### Task input ###
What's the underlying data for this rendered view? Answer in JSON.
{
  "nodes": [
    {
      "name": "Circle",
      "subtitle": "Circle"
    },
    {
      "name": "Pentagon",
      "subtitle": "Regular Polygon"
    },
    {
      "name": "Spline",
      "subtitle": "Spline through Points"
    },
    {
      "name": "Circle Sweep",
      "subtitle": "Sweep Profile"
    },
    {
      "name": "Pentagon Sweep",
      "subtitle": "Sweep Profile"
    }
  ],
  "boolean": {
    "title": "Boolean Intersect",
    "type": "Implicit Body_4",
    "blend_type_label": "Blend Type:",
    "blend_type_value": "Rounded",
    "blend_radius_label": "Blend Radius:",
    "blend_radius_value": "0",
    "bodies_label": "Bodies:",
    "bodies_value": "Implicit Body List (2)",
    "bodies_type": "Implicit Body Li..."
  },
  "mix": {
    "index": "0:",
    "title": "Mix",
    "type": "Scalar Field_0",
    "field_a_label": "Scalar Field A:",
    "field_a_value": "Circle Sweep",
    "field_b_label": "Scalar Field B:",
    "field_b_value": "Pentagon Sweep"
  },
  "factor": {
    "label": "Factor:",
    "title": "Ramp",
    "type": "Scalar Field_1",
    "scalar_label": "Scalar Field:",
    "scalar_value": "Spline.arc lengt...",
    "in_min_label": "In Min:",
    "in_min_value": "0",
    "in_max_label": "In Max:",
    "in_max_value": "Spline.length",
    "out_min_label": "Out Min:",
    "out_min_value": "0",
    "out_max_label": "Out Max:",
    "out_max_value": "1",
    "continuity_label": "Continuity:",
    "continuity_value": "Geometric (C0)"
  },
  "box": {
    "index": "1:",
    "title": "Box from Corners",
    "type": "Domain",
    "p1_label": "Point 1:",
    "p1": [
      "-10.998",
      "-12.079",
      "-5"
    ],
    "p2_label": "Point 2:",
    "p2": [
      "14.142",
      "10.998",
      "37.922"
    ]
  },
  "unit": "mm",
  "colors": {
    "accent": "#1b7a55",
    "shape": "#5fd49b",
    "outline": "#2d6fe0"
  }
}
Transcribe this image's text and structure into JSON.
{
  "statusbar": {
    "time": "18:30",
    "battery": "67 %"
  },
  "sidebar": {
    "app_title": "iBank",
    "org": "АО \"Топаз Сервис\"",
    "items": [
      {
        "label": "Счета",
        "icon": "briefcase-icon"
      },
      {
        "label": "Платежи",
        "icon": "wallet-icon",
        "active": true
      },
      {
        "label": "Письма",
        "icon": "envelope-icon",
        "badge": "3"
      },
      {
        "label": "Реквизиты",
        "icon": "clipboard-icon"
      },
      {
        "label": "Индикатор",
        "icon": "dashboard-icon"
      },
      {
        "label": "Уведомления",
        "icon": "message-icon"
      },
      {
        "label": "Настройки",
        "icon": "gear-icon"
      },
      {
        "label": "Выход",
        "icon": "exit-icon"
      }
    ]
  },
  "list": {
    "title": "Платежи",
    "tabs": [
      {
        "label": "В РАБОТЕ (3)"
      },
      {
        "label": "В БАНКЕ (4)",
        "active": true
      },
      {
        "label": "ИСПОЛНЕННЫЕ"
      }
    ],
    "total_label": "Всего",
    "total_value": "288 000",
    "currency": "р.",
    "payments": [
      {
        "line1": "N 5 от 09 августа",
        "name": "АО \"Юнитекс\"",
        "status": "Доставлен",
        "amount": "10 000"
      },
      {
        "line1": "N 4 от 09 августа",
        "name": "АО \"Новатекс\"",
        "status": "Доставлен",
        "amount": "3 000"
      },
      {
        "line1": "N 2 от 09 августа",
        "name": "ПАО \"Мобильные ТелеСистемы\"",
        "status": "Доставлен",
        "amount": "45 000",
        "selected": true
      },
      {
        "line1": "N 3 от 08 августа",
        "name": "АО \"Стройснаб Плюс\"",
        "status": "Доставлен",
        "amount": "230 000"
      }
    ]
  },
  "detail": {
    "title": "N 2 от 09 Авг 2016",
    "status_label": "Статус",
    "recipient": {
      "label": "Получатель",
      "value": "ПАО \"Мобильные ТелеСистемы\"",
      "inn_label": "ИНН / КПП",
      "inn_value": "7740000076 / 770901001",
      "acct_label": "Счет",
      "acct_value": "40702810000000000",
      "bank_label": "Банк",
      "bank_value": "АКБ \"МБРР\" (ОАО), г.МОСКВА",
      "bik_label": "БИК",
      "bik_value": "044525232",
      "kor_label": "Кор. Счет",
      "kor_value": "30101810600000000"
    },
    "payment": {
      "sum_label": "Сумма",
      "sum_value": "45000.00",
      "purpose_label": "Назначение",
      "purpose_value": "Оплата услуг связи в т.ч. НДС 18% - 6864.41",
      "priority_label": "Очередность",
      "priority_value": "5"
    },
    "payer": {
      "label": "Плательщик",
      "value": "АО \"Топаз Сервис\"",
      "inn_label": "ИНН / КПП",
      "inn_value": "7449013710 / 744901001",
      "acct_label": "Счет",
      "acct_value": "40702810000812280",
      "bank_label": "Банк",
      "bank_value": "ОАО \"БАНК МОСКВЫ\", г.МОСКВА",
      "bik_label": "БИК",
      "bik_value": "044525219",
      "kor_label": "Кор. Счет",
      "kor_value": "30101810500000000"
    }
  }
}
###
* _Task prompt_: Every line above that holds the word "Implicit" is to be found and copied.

* _Solution to this problem_:
    "type": "Implicit Body_4",
    "bodies_value": "Implicit Body List (2)",
    "bodies_type": "Implicit Body Li..."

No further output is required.